As the Buffalo Sabres arrived for training camp Thursday, only one player faced questions about a criminal case.
Despite that fact, Evander Kane shrugged off his legal problems as merely something that happens to athletes.
“These situations are what they are,” Kane said in KeyBank Center. “They happen to athletes or people in a position such as myself. Those are things you just have to deal with and kind of come with the territory. In saying that, you have to be a little more aware and kind of put yourself on a higher pedestal than you maybe think you are.
“Off the ice, these things unfortunately happen more often than not. They’re only becoming more and more relevant every day if you look around the other sports. For me, it’s just trying to stay out of that kind of stuff, kind of picking my spots better.”
Asked to agree that these situations still happen to a small percentage of athletes, Kane said, “I couldn’t comment.”
Kane, 25, is charged with misdemeanor criminal trespass and five noncriminal charges of disorderly conduct and harassment in connection with encounters he allegedly had with female patrons and a bouncer at a Buffalo bar in June. He is scheduled to return to court Oct. 31.
“I’ve been focused on hockey all summer,” he said. “I haven’t really put too much thought or emphasis on the other stuff. I’ve just kind of narrowed my focus and focused on hockey and my training, and I’m feeling pretty good about that.”
While Sabres General Manager Tim Murray and coach Dan Bylsma expressed disappointment during the summer that Kane generated negative headlines, the forward said Thursday he has not spoken with team management about the case. He also said he has not heard from the NHL.
His teammates did comment.
“I would hope that he wants to stay a little more low profile around things,” Sabres captain Brian Gionta said. “On the ice he can give us a certain dimension that we need and that we want for a teammate to come in and work hard the way he does and play the game hard. Hopefully, he’s still maturing as an individual off the ice.
“Whenever you represent a team, you want to represent it to the best character and have those character guys. You’re representing the logo, and that’s what everybody has to have in mind no matter what you’re doing.”
Kane says he is maturing.
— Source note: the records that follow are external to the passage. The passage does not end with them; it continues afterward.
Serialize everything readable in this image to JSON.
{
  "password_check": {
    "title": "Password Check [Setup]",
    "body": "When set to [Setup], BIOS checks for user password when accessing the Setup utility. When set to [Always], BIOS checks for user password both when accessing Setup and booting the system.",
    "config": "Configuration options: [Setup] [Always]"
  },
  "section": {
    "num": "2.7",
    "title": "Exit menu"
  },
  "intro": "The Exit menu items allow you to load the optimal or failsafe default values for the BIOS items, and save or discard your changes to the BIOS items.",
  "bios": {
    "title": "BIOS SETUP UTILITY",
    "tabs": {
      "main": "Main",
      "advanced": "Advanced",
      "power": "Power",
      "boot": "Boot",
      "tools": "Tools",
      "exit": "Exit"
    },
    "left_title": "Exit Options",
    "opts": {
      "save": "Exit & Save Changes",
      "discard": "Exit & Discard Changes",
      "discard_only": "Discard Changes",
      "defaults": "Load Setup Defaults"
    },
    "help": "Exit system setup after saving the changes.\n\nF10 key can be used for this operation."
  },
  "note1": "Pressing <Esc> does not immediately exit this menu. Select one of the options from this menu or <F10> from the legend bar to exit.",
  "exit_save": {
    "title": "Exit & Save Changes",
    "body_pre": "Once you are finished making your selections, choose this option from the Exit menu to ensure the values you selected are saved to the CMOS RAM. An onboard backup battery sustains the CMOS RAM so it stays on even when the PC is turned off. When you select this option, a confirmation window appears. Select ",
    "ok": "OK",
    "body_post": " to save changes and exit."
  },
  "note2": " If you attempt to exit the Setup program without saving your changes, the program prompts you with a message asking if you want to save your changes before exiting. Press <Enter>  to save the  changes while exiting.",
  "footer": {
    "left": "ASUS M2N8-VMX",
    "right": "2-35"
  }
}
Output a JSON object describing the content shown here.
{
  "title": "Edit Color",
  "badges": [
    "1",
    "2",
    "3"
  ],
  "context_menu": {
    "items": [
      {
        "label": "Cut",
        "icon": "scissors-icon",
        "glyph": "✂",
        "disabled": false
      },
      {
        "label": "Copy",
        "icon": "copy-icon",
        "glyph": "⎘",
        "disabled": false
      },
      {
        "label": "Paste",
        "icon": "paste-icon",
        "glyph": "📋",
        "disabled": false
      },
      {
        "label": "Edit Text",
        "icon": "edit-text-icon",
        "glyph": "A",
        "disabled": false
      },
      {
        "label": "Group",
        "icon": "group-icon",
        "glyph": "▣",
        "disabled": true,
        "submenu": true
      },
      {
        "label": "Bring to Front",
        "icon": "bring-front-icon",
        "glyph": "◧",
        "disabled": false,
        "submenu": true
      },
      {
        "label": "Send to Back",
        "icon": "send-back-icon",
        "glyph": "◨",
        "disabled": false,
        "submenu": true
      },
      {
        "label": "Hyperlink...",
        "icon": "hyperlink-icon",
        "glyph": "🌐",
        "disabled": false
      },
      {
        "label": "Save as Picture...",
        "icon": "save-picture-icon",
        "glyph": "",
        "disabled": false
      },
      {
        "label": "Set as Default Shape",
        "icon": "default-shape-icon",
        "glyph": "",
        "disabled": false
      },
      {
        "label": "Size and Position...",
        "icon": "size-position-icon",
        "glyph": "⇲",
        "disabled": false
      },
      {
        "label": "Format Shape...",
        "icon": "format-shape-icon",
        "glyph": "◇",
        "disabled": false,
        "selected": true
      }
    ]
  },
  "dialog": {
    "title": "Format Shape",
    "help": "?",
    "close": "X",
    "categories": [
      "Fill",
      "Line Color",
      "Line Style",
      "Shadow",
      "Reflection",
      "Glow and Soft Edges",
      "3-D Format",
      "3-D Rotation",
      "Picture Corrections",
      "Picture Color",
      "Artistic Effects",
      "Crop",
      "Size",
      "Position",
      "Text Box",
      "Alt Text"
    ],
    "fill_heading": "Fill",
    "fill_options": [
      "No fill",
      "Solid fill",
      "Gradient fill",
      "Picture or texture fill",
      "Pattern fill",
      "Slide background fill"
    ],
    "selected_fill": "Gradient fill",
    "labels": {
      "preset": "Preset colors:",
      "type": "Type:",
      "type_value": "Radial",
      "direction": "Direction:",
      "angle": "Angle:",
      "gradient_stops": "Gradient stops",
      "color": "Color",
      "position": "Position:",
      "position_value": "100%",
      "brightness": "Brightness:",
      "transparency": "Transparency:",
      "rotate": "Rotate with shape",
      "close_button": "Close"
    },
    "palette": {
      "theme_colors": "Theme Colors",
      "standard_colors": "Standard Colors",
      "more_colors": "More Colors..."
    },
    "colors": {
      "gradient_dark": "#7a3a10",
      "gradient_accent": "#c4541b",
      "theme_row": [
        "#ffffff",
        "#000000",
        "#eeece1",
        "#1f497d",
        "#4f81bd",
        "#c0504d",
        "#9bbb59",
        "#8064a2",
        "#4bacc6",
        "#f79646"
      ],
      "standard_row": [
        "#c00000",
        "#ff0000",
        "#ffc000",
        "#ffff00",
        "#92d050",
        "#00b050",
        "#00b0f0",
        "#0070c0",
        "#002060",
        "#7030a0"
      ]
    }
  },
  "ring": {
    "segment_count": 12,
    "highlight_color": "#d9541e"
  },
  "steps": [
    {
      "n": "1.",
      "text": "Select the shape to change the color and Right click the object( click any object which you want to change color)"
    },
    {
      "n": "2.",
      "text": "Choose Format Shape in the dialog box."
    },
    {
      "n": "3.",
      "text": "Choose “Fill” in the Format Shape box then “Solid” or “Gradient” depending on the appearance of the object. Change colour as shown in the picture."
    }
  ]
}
“I turned 25 on Aug. 2, so I’m getting older, I’m maturing just as everybody else,” he said. “I think every year, every day you mature as a person and as a player. That’s kind of the product of the work ethic to your craft, and for me that’s something I’ve done my entire life and have continued to do throughout the summer.”
Kane, who had a tarnished image in Winnipeg, got a fresh start with his trade to Buffalo in February 2015. His June run-in, coupled with a sexual assault allegation in December, has burned that fresh start to ashes.
“I’m just focused on this season and trying to have the best season of my career so far,” Kane said. “It’s not about necessarily proving to everybody else. It’s kind of proving more so to myself, knowing what I’m capable of and just kind of executing that and putting that on display.”